Dataset rows for apps and sites:
────────────────────

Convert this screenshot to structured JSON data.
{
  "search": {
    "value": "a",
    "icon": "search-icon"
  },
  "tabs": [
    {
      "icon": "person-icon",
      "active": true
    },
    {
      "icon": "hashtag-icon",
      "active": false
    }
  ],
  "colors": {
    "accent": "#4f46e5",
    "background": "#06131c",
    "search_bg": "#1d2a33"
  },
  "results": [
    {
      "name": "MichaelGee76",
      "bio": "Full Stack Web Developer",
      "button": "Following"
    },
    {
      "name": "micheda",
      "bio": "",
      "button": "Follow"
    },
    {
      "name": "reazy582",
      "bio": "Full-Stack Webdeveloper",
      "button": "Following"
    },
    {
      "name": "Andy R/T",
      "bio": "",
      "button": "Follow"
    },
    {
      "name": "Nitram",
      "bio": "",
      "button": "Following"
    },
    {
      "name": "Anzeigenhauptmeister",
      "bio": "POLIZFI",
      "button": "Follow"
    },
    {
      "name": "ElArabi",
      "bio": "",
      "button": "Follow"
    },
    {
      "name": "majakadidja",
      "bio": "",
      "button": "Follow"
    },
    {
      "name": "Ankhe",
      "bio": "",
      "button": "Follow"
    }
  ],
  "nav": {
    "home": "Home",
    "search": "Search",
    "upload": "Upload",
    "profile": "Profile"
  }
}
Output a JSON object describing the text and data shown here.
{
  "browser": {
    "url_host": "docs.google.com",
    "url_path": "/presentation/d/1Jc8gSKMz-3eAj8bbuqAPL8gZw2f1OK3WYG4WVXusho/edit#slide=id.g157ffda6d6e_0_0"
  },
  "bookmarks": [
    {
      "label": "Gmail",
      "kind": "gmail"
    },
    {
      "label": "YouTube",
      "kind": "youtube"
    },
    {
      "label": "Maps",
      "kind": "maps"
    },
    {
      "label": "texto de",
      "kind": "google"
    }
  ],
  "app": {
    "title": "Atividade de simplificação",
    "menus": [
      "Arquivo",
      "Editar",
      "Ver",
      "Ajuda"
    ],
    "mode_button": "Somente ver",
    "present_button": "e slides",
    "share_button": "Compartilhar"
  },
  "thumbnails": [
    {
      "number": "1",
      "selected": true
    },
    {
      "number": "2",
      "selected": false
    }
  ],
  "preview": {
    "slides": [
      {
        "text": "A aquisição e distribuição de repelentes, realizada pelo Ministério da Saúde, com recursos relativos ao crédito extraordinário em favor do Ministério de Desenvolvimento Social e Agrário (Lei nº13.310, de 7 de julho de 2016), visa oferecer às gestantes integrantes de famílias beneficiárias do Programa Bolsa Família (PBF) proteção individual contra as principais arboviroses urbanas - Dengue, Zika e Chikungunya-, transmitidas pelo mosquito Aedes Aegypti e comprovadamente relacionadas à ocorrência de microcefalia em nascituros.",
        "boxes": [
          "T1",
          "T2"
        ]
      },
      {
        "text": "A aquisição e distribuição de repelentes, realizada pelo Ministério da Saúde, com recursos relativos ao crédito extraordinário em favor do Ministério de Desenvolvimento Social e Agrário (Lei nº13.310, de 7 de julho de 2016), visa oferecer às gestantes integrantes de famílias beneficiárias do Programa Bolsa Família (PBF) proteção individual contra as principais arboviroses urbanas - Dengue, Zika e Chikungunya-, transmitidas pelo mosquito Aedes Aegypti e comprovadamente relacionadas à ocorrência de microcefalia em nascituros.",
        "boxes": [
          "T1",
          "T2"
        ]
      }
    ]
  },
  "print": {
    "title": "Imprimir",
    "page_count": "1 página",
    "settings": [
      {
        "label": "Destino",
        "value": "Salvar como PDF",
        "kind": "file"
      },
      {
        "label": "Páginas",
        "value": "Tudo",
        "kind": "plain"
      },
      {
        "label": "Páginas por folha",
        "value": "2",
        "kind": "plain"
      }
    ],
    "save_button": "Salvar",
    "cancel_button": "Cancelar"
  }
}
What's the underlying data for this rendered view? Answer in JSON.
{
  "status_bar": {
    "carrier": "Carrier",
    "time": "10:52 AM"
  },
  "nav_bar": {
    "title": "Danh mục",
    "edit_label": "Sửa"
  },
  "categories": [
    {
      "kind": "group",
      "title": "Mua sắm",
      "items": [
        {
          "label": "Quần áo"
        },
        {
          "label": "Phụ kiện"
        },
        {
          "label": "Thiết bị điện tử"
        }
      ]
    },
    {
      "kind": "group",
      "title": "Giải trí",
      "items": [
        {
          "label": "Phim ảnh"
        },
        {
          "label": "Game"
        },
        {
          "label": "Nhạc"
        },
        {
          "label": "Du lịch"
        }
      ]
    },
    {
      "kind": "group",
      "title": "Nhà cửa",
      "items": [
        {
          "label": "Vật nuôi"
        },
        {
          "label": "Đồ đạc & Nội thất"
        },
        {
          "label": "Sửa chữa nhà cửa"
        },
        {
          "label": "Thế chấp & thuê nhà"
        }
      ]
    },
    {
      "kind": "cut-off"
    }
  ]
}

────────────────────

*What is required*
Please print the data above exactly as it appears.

*Solution below*
Convert this screenshot to structured JSON data.
{
  "search": {
    "value": "a",
    "icon": "search-icon"
  },
  "tabs": [
    {
      "icon": "person-icon",
      "active": true
    },
    {
      "icon": "hashtag-icon",
      "active": false
    }
  ],
  "colors": {
    "accent": "#4f46e5",
    "background": "#06131c",
    "search_bg": "#1d2a33"
  },
  "results": [
    {
      "name": "MichaelGee76",
      "bio": "Full Stack Web Developer",
      "button": "Following"
    },
    {
      "name": "micheda",
      "bio": "",
      "button": "Follow"
    },
    {
      "name": "reazy582",
      "bio": "Full-Stack Webdeveloper",
      "button": "Following"
    },
    {
      "name": "Andy R/T",
      "bio": "",
      "button": "Follow"
    },
    {
      "name": "Nitram",
      "bio": "",
      "button": "Following"
    },
    {
      "name": "Anzeigenhauptmeister",
      "bio": "POLIZFI",
      "button": "Follow"
    },
    {
      "name": "ElArabi",
      "bio": "",
      "button": "Follow"
    },
    {
      "name": "majakadidja",
      "bio": "",
      "button": "Follow"
    },
    {
      "name": "Ankhe",
      "bio": "",
      "button": "Follow"
    }
  ],
  "nav": {
    "home": "Home",
    "search": "Search",
    "upload": "Upload",
    "profile": "Profile"
  }
}
Output a JSON object describing the text and data shown here.
{
  "browser": {
    "url_host": "docs.google.com",
    "url_path": "/presentation/d/1Jc8gSKMz-3eAj8bbuqAPL8gZw2f1OK3WYG4WVXusho/edit#slide=id.g157ffda6d6e_0_0"
  },
  "bookmarks": [
    {
      "label": "Gmail",
      "kind": "gmail"
    },
    {
      "label": "YouTube",
      "kind": "youtube"
    },
    {
      "label": "Maps",
      "kind": "maps"
    },
    {
      "label": "texto de",
      "kind": "google"
    }
  ],
  "app": {
    "title": "Atividade de simplificação",
    "menus": [
      "Arquivo",
      "Editar",
      "Ver",
      "Ajuda"
    ],
    "mode_button": "Somente ver",
    "present_button": "e slides",
    "share_button": "Compartilhar"
  },
  "thumbnails": [
    {
      "number": "1",
      "selected": true
    },
    {
      "number": "2",
      "selected": false
    }
  ],
  "preview": {
    "slides": [
      {
        "text": "A aquisição e distribuição de repelentes, realizada pelo Ministério da Saúde, com recursos relativos ao crédito extraordinário em favor do Ministério de Desenvolvimento Social e Agrário (Lei nº13.310, de 7 de julho de 2016), visa oferecer às gestantes integrantes de famílias beneficiárias do Programa Bolsa Família (PBF) proteção individual contra as principais arboviroses urbanas - Dengue, Zika e Chikungunya-, transmitidas pelo mosquito Aedes Aegypti e comprovadamente relacionadas à ocorrência de microcefalia em nascituros.",
        "boxes": [
          "T1",
          "T2"
        ]
      },
      {
        "text": "A aquisição e distribuição de repelentes, realizada pelo Ministério da Saúde, com recursos relativos ao crédito extraordinário em favor do Ministério de Desenvolvimento Social e Agrário (Lei nº13.310, de 7 de julho de 2016), visa oferecer às gestantes integrantes de famílias beneficiárias do Programa Bolsa Família (PBF) proteção individual contra as principais arboviroses urbanas - Dengue, Zika e Chikungunya-, transmitidas pelo mosquito Aedes Aegypti e comprovadamente relacionadas à ocorrência de microcefalia em nascituros.",
        "boxes": [
          "T1",
          "T2"
        ]
      }
    ]
  },
  "print": {
    "title": "Imprimir",
    "page_count": "1 página",
    "settings": [
      {
        "label": "Destino",
        "value": "Salvar como PDF",
        "kind": "file"
      },
      {
        "label": "Páginas",
        "value": "Tudo",
        "kind": "plain"
      },
      {
        "label": "Páginas por folha",
        "value": "2",
        "kind": "plain"
      }
    ],
    "save_button": "Salvar",
    "cancel_button": "Cancelar"
  }
}
What's the underlying data for this rendered view? Answer in JSON.
{
  "status_bar": {
    "carrier": "Carrier",
    "time": "10:52 AM"
  },
  "nav_bar": {
    "title": "Danh mục",
    "edit_label": "Sửa"
  },
  "categories": [
    {
      "kind": "group",
      "title": "Mua sắm",
      "items": [
        {
          "label": "Quần áo"
        },
        {
          "label": "Phụ kiện"
        },
        {
          "label": "Thiết bị điện tử"
        }
      ]
    },
    {
      "kind": "group",
      "title": "Giải trí",
      "items": [
        {
          "label": "Phim ảnh"
        },
        {
          "label": "Game"
        },
        {
          "label": "Nhạc"
        },
        {
          "label": "Du lịch"
        }
      ]
    },
    {
      "kind": "group",
      "title": "Nhà cửa",
      "items": [
        {
          "label": "Vật nuôi"
        },
        {
          "label": "Đồ đạc & Nội thất"
        },
        {
          "label": "Sửa chữa nhà cửa"
        },
        {
          "label": "Thế chấp & thuê nhà"
        }
      ]
    },
    {
      "kind": "cut-off"
    }
  ]
}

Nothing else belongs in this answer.